In the listing below, how many lines include "value"? Give the number and no other text.

((

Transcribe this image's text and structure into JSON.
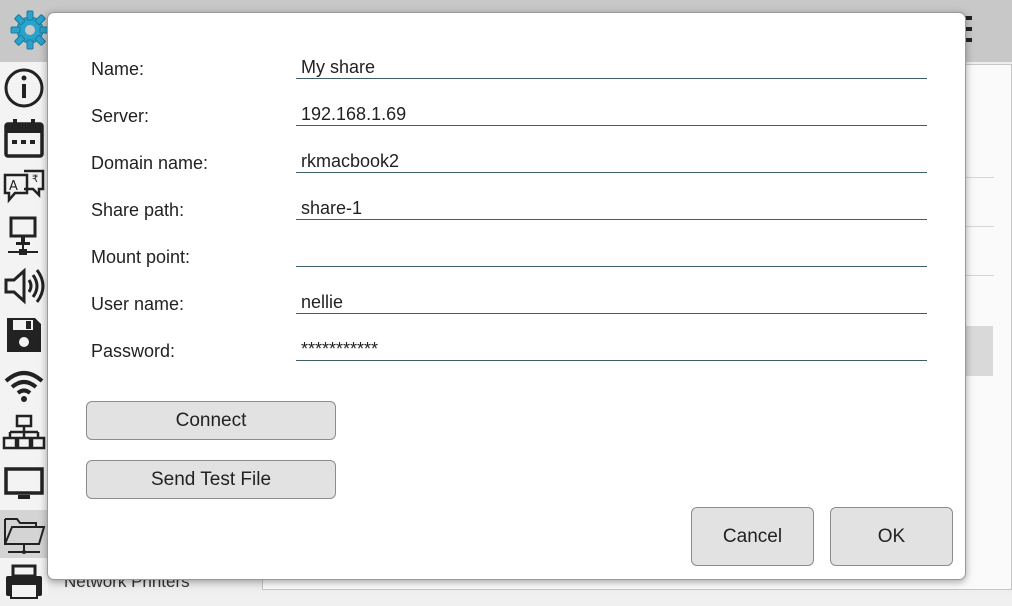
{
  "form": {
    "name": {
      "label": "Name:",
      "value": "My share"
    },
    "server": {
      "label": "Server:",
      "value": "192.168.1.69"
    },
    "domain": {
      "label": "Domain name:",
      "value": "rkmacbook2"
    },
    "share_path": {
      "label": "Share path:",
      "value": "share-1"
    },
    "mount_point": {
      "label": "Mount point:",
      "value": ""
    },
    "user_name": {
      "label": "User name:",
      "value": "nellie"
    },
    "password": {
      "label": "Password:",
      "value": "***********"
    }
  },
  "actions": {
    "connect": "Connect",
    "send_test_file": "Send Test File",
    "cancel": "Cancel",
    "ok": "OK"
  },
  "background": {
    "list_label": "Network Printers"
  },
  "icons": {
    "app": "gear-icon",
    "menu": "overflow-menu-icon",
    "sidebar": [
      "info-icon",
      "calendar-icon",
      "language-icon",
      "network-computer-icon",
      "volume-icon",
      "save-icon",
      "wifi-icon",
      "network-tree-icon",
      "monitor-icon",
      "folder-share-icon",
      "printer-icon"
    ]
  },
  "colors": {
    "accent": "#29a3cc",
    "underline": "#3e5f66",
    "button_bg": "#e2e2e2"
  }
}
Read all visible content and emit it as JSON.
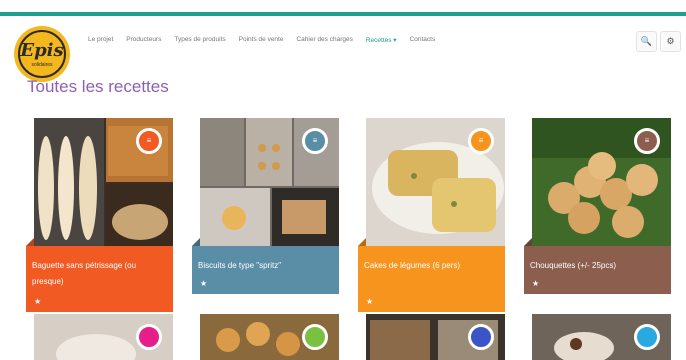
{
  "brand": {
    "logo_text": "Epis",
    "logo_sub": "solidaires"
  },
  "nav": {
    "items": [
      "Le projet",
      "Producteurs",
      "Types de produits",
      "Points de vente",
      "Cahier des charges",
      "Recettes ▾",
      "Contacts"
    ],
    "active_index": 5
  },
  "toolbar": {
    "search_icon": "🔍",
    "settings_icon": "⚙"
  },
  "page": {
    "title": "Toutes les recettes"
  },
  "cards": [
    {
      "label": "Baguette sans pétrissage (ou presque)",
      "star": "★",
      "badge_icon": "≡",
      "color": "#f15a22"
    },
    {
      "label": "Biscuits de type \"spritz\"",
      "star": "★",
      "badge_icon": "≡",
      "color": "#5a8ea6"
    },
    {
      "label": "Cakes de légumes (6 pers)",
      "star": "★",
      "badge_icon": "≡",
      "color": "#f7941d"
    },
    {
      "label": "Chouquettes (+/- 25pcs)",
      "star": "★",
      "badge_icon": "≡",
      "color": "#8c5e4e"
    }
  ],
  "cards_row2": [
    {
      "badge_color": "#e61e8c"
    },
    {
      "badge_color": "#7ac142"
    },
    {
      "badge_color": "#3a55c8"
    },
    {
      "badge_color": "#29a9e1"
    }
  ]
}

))
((

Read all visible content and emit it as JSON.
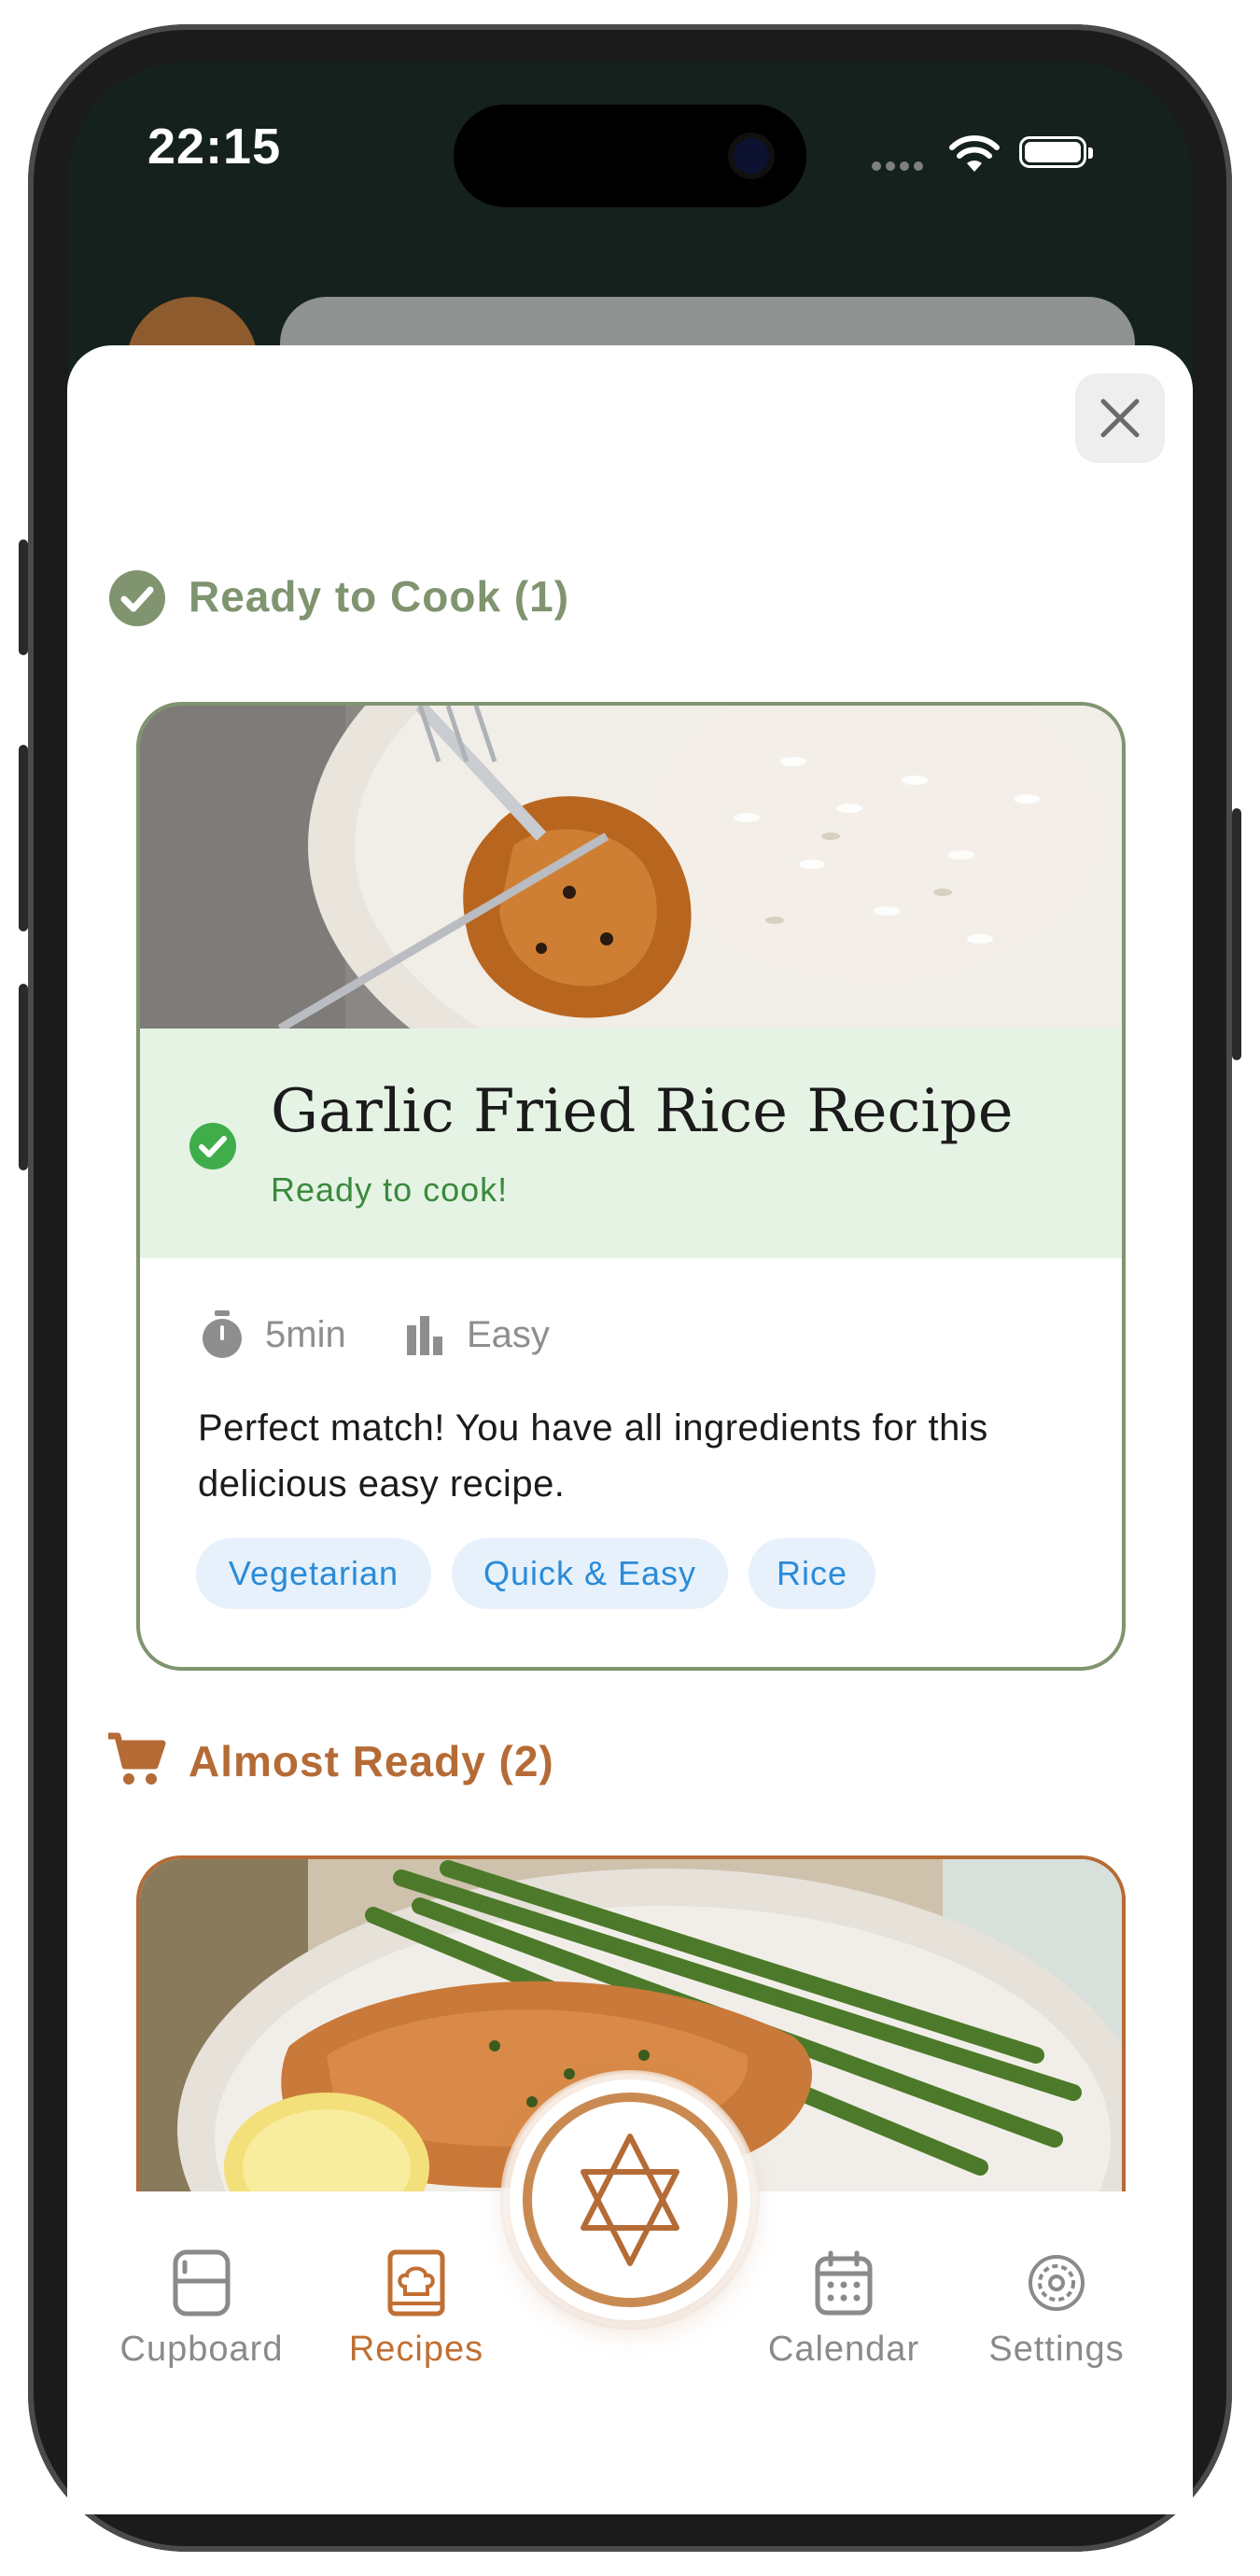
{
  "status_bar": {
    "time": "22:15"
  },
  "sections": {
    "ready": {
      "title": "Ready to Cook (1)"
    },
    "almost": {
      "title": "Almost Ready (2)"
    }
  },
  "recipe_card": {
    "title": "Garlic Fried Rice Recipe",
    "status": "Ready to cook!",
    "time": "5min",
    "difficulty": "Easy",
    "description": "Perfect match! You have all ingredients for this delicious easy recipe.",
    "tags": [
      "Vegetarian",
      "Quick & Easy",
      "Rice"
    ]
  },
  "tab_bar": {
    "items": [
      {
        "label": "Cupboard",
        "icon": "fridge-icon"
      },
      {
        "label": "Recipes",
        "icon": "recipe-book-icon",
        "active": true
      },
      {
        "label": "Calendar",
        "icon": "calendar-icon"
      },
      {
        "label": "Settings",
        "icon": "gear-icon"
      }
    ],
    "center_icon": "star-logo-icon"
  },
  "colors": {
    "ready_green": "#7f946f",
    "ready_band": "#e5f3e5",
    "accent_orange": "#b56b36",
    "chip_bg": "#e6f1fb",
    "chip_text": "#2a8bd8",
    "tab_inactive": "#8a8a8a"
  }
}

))

TASK RESULT: 7